Old Chief Passes Away Early Tuesday Morning
Last of Heriditary Yanktoni Chieftains, White Bear or Thos.
South Happy Hunting Grounds After Active Government
The last of the heriditary Yanktoni Chieftains, Mato-ska,
or White Bear, better known to white men as Thomas Frosted,
passed away at his spacious log cabin on the banks of the
meandering Porcupine creek, six miles north of Fort Yates.
He sought out the Happy Hunting Grounds early Tuesday morning
after a lingering illness which consumed the old Chieftains
health to the very marrow.
Frosted has lived a very interesting
life in the land of the once powerful Sioux. Born and reared
on the prairie among his people he led the life of a Sioux
until early manhood at which time he became a friend of the
whites and lived thereafter near the agency here. He served
the "Grandfather" (Uncle Sam) in the role of Indian
Policeman for more than two score years and at the time of
his resignation was chief of that organization. White people
must credit with due respect such a man who would join the
white man and become a police official over his brothers who
were for the most part at that time at war with the government.
The deceased chieftain was born at Long Lake, Dakota Territory
in 1859, making him 73 years of age at the time of his death;
his father was known as Standing Bull and his mother, Singing.
He vividly recalled on frequent occasions the well known and
much written about battle of Kildeer Mountains, in which General
Sibley's troops participated. Frosted was then but a boy.
As a boy in his late teens he attended Hampton Institute in
Virginia where he learned the occupation of a carpenter and
on his return here was for many years assistant carpenter
at the agency. He built many structures, including school
buildings and churches for the Indian People.
In 1880, White
Bear married a beautiful young Sioux woman, Orntopawin. The
marriage took place in the Catholic church with the Rev. Fr.

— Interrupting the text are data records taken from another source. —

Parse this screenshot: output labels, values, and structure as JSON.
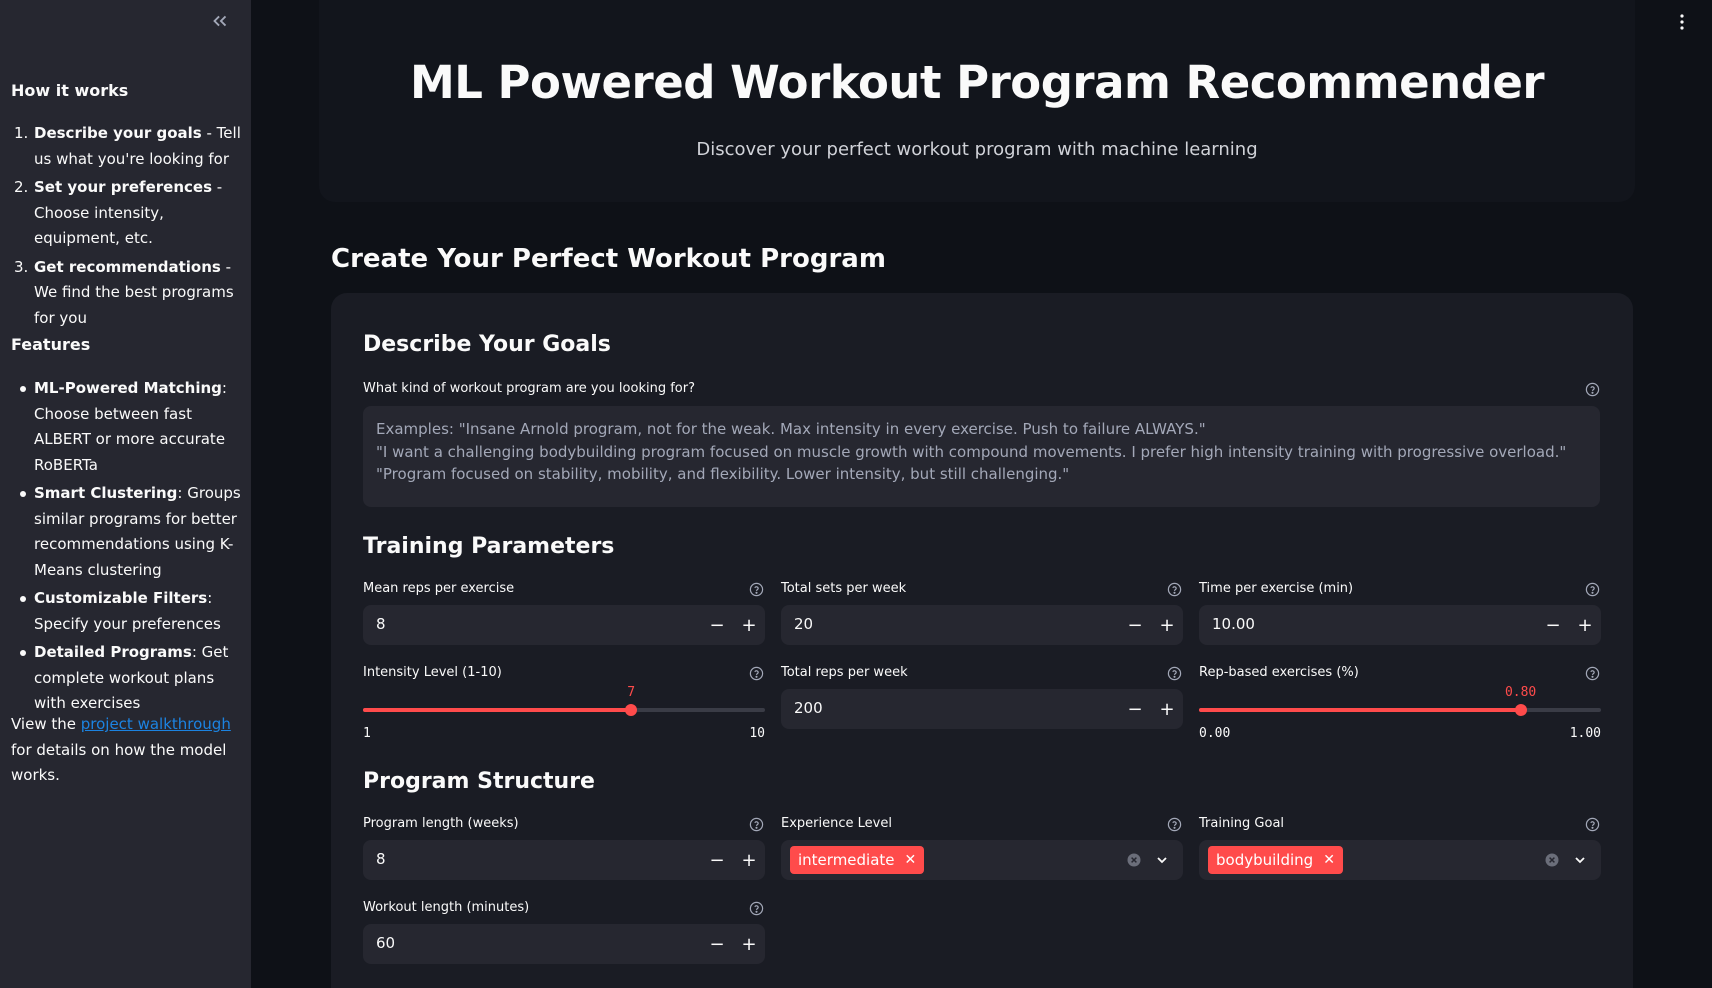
{
  "sidebar": {
    "how_title": "How it works",
    "steps": [
      {
        "num": "1.",
        "bold": "Describe your goals",
        "text": " - Tell us what you're looking for"
      },
      {
        "num": "2.",
        "bold": "Set your preferences",
        "text": " - Choose intensity, equipment, etc."
      },
      {
        "num": "3.",
        "bold": "Get recommendations",
        "text": " - We find the best programs for you"
      }
    ],
    "features_title": "Features",
    "features": [
      {
        "bold": "ML-Powered Matching",
        "text": ": Choose between fast ALBERT or more accurate RoBERTa"
      },
      {
        "bold": "Smart Clustering",
        "text": ": Groups similar programs for better recommendations using K-Means clustering"
      },
      {
        "bold": "Customizable Filters",
        "text": ": Specify your preferences"
      },
      {
        "bold": "Detailed Programs",
        "text": ": Get complete workout plans with exercises"
      }
    ],
    "footer_pre": "View the ",
    "footer_link": "project walkthrough",
    "footer_post": " for details on how the model works."
  },
  "header": {
    "title": "ML Powered Workout Program Recommender",
    "subtitle": "Discover your perfect workout program with machine learning"
  },
  "main": {
    "section_title": "Create Your Perfect Workout Program",
    "goals": {
      "title": "Describe Your Goals",
      "label": "What kind of workout program are you looking for?",
      "placeholder": "Examples: \"Insane Arnold program, not for the weak. Max intensity in every exercise. Push to failure ALWAYS.\"\n\"I want a challenging bodybuilding program focused on muscle growth with compound movements. I prefer high intensity training with progressive overload.\"\n\"Program focused on stability, mobility, and flexibility. Lower intensity, but still challenging.\""
    },
    "training": {
      "title": "Training Parameters",
      "mean_reps": {
        "label": "Mean reps per exercise",
        "value": "8"
      },
      "total_sets": {
        "label": "Total sets per week",
        "value": "20"
      },
      "time_per_ex": {
        "label": "Time per exercise (min)",
        "value": "10.00"
      },
      "intensity": {
        "label": "Intensity Level (1-10)",
        "value": "7",
        "min": "1",
        "max": "10",
        "fraction": 0.667
      },
      "total_reps": {
        "label": "Total reps per week",
        "value": "200"
      },
      "rep_based": {
        "label": "Rep-based exercises (%)",
        "value": "0.80",
        "min": "0.00",
        "max": "1.00",
        "fraction": 0.8
      }
    },
    "structure": {
      "title": "Program Structure",
      "program_length": {
        "label": "Program length (weeks)",
        "value": "8"
      },
      "experience": {
        "label": "Experience Level",
        "tag": "intermediate"
      },
      "goal": {
        "label": "Training Goal",
        "tag": "bodybuilding"
      },
      "workout_length": {
        "label": "Workout length (minutes)",
        "value": "60"
      }
    }
  },
  "colors": {
    "accent": "#ff4b4b",
    "link": "#1c83e1",
    "bg": "#0e1117",
    "sidebar": "#262730"
  }
}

Hug, officiating. The Frosted's were blessed with two children,
but both have gone now to their rewards.
The Frosted's took
into their care seven other children. They are: John, August,
Mary Brought Plenty, the latter deceased; Mary Standing Crow;
and Asa, Susan and Francis Winters.
In 1890, during the Sitting
Bull trouble, Frosted was a scout for the military but took
no active part in the actual arrest. In 1891 he began his
career as an Indian policeman and served in this capacity
until his resignation in 1915, at which time he had risen
from the ranks and held the honored position as Chief of the
Indian Police at the Standing Rock Reservation. In 1912 he
held the distinction of being a special delegate to Washington
to confer with authorities concerning Indian affairs.
when Sioux county was organized as a separate unit from old
Morton county and given a full set of officials by appointment
of the then Governor, L.B. Hanna, Frosted became one of the
first constables. During the World War he was active in securing
recruits among the Indian boys to serve the colors and sent
his two adopted sons, August and John Brought Plenty, both
of whom saw active service, the former with the 1st Div and
the latter with the 33rd. Another patriotic gesture on the
part of the chief which should be admired by the whites, for
at that time the Indians were not considered citizens and
had no duty to perform.
White Bear, as chieftain, has presided
at many notable ceremonies during which titles, Indian names,
etc. have been conferred. Among the outstanding people who
have received Indian names at Frosted's hands are:
Thompson Seton, famous naturalist became Mahto-ska, and received
a war bonnet. 1930-O.L. Bodenheimer, then National Commander
of the American Legion, received a war bonnet and was named
In 1930 the deceased chieftain presided at ceremonies
which adopted a number of Bismarck folks into the Sioux tribe.
Chief of Police Chris J. Martineson became Charging Eagle,
his son Willard, Walking Warrior, D.E. Shipley, state official
became Brown Eagle; Mrs. Alfred Zuger, chairman of Women's
Fed of Labor, Red Deer; and Irene Engler, Red Bird.
services were held Wednesday afternoon from the St. Peter's
Catholic Church with Father Bernard, Frosted's old counselor
and long time friend, reading the last rites. Internment was
made in the Catholic cemetery. Pall Bears were: D.S. Hatch,
Benj. White, Ed Afraid of Hawks, Louis Endres, J.R. Harmon
and Eli Swift Eagle. Honorary Pall Bears were:
F.B. Fiske, E.D. Mossman, Chris Martineson, F.B. Zahn and
The Indians have lost a man who was considered
one of their foremost leaders in all matters concerning their
welfare. The whites have lost a true friend among the red